-- DATA EXTRACTS follows --

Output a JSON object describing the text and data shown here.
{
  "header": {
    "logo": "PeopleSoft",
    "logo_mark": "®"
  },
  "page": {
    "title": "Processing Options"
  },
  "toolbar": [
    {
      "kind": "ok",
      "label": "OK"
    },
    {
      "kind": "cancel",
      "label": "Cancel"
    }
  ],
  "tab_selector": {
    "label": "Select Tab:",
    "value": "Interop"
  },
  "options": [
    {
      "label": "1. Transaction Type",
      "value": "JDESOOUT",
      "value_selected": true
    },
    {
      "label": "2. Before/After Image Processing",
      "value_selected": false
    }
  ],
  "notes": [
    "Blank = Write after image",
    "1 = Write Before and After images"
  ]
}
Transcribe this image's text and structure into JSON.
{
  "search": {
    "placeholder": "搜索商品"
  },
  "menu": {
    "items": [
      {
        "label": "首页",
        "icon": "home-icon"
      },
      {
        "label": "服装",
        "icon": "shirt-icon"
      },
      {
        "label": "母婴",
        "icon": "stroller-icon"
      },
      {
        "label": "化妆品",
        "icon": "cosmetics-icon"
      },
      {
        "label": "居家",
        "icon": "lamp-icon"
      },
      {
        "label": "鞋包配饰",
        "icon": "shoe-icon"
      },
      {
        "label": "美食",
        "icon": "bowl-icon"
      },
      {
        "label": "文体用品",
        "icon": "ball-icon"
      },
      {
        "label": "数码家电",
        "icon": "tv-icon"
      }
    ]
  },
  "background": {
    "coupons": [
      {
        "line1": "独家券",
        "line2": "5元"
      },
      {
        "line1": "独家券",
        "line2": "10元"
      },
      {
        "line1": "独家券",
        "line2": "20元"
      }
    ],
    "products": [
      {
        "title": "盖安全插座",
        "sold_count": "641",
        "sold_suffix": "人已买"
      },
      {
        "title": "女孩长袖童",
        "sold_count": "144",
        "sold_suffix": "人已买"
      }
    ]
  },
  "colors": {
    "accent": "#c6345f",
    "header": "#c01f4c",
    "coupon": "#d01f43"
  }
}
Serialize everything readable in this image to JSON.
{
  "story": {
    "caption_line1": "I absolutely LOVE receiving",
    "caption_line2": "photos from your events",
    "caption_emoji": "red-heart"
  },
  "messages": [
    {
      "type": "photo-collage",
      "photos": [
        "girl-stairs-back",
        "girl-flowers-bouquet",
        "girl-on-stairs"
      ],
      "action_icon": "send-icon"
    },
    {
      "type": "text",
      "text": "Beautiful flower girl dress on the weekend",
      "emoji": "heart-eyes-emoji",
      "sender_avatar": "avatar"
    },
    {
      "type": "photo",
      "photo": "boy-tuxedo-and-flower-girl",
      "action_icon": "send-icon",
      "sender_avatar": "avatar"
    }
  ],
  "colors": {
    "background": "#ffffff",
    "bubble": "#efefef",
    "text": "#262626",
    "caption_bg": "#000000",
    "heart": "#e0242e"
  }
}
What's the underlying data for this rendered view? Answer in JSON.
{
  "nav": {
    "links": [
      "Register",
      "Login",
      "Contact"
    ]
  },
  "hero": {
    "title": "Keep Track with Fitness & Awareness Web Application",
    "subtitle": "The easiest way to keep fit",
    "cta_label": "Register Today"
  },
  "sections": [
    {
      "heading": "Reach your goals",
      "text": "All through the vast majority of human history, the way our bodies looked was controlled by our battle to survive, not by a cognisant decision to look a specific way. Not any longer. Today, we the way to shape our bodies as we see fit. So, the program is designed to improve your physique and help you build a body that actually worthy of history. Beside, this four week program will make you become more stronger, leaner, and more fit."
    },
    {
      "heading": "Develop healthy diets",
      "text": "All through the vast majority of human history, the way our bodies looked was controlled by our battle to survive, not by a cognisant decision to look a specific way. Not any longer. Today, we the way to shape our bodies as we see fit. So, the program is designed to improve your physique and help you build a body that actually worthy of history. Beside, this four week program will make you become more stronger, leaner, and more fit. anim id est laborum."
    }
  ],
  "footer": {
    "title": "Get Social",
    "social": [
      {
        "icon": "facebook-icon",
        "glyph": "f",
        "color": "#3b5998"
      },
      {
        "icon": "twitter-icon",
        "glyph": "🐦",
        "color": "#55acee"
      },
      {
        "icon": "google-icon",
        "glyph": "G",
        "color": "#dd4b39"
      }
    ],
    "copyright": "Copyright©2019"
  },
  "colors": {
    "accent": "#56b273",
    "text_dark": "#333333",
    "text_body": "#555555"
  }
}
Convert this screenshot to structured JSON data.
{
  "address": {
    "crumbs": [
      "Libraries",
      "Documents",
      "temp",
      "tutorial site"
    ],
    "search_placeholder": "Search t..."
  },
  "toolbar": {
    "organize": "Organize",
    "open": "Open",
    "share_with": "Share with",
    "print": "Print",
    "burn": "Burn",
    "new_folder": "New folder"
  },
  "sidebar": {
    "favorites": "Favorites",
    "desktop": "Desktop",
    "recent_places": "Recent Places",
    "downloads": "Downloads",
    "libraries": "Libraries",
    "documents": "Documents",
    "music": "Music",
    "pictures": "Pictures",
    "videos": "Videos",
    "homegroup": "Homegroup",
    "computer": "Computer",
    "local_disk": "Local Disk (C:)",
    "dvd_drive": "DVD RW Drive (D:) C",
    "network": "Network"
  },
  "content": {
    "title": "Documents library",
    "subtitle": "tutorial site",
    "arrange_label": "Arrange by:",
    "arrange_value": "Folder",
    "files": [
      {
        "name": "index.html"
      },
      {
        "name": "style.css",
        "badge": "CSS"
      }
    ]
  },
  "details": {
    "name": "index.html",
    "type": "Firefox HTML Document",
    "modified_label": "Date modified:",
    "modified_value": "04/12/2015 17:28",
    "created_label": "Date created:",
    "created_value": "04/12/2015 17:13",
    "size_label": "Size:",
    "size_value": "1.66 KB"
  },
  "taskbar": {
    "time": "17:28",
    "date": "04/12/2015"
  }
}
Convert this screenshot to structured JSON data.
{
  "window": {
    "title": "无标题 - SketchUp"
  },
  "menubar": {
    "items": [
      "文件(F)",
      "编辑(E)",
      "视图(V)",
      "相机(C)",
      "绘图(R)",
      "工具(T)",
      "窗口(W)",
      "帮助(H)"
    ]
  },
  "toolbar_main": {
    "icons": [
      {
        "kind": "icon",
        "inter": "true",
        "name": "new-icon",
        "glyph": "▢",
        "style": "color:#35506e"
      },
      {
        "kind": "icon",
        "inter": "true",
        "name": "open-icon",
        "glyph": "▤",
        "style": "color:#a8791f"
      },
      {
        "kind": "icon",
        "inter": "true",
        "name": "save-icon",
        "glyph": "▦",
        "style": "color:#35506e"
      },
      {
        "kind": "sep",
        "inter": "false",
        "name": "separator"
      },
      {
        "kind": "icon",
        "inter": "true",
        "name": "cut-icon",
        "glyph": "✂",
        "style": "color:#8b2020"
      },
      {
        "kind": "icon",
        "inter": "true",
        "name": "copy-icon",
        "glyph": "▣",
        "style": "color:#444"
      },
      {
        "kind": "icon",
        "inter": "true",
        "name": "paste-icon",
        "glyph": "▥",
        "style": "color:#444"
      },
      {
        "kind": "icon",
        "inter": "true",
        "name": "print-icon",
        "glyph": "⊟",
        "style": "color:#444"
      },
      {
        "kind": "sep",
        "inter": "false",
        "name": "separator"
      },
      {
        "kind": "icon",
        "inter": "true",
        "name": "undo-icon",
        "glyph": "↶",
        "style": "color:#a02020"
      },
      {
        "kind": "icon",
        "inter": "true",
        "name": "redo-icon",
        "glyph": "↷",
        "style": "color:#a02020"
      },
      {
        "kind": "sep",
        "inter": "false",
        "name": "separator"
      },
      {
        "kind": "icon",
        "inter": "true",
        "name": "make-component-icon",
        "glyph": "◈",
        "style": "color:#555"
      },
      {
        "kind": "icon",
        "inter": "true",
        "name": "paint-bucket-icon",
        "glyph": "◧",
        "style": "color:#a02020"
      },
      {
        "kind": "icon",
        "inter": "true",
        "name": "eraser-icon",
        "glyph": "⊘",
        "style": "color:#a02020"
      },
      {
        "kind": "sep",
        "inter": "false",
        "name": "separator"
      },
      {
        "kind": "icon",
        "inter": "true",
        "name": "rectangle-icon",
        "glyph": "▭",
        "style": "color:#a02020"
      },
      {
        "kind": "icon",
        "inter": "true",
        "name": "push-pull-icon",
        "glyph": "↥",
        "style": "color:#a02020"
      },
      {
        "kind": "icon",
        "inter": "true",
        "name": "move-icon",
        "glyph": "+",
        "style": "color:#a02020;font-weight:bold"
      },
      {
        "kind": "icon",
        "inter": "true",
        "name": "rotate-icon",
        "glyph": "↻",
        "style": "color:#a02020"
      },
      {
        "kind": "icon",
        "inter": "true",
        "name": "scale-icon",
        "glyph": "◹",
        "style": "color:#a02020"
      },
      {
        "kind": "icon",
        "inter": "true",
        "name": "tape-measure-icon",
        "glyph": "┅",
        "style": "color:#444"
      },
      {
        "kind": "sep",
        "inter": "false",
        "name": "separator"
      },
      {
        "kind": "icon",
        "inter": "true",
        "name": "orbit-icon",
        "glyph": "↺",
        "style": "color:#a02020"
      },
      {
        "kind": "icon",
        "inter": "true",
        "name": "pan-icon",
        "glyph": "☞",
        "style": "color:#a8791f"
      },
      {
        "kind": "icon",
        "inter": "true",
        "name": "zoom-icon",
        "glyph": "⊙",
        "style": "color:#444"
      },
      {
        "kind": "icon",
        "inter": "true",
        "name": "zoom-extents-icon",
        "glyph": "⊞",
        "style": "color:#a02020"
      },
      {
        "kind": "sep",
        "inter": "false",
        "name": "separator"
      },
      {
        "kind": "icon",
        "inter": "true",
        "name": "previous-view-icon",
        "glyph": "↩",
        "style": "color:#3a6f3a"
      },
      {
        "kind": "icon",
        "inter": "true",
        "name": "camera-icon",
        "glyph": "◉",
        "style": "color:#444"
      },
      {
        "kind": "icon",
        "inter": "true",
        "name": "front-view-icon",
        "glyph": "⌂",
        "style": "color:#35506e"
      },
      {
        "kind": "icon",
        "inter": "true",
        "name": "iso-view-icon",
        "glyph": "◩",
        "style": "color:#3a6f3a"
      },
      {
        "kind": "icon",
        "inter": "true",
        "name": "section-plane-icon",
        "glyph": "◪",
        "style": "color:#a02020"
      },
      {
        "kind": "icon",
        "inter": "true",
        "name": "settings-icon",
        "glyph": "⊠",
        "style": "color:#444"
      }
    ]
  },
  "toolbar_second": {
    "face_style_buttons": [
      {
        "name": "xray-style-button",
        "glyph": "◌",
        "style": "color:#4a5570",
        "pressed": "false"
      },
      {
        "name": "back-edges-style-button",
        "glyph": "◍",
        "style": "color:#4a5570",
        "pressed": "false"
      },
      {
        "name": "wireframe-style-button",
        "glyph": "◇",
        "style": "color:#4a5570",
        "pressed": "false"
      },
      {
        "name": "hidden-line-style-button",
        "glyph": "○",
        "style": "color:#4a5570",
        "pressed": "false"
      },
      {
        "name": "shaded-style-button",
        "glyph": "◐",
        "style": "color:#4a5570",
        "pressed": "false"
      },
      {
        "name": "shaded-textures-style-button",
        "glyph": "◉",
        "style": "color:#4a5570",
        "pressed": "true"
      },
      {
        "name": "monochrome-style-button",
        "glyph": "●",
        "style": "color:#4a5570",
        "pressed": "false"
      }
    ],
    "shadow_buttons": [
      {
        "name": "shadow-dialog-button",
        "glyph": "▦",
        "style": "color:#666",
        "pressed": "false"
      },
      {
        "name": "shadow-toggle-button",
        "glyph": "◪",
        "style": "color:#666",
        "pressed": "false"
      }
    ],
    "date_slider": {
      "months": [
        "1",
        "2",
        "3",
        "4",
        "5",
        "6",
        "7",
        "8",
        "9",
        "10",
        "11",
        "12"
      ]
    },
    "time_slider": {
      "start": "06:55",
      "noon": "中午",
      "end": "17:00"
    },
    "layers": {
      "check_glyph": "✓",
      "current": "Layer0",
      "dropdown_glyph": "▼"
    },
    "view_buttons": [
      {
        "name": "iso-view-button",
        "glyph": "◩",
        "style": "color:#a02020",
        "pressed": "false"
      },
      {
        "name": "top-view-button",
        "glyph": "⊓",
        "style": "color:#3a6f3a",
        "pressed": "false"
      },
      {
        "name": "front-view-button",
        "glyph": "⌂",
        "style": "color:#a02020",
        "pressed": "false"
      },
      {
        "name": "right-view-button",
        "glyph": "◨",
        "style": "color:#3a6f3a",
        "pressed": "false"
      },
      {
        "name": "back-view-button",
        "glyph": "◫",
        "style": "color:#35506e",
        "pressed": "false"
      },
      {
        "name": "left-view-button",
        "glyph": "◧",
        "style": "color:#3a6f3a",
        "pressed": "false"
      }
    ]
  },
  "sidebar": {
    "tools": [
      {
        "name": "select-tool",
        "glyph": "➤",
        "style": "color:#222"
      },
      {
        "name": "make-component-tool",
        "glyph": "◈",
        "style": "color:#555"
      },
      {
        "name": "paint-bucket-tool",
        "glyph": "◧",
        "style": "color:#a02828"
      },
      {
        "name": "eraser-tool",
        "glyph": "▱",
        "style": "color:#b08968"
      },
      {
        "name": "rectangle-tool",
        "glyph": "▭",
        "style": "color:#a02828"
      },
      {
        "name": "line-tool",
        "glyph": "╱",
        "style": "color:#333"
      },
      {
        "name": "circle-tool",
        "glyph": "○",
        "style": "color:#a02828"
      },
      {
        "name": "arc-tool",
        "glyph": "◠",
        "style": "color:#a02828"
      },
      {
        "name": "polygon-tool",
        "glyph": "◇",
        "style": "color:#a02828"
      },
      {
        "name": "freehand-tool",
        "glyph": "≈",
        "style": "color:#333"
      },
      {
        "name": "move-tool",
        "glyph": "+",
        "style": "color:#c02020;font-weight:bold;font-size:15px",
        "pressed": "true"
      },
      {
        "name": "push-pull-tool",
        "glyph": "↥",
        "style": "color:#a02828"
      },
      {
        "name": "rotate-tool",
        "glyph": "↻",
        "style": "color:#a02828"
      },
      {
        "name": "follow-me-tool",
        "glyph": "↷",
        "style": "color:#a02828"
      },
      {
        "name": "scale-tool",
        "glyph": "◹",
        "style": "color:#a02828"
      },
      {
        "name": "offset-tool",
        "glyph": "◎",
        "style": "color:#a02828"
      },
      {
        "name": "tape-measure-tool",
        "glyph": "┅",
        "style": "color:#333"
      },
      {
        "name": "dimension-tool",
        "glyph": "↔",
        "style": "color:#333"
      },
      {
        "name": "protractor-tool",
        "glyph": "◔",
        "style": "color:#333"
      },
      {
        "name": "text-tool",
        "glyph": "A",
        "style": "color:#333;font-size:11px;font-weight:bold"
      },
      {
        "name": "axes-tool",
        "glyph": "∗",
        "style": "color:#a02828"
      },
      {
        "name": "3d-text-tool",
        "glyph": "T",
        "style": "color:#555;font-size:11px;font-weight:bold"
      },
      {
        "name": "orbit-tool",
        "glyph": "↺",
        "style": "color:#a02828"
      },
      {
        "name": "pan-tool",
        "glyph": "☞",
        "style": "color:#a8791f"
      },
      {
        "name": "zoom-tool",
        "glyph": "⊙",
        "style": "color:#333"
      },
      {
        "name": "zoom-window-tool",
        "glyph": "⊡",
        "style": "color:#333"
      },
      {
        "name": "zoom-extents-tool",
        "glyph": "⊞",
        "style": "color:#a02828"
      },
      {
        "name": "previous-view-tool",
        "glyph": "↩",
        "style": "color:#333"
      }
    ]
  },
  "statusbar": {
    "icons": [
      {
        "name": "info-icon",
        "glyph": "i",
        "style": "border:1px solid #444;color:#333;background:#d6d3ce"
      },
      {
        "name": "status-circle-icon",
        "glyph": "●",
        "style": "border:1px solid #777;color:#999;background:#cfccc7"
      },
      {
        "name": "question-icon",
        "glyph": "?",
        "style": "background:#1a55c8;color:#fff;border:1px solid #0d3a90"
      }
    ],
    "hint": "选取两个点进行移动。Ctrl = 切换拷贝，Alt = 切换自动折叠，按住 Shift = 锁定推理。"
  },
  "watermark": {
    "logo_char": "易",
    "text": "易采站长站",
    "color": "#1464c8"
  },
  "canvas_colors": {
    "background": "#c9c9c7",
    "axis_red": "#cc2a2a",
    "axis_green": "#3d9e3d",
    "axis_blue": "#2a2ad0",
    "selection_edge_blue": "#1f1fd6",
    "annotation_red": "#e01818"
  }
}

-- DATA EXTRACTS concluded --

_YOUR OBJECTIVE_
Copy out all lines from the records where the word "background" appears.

_WRITTEN RESPONSE_
  "background": {
    "background": "#ffffff",
        "style": "border:1px solid #444;color:#333;background:#d6d3ce"
        "style": "border:1px solid #777;color:#999;background:#cfccc7"
        "style": "background:#1a55c8;color:#fff;border:1px solid #0d3a90"
    "background": "#c9c9c7",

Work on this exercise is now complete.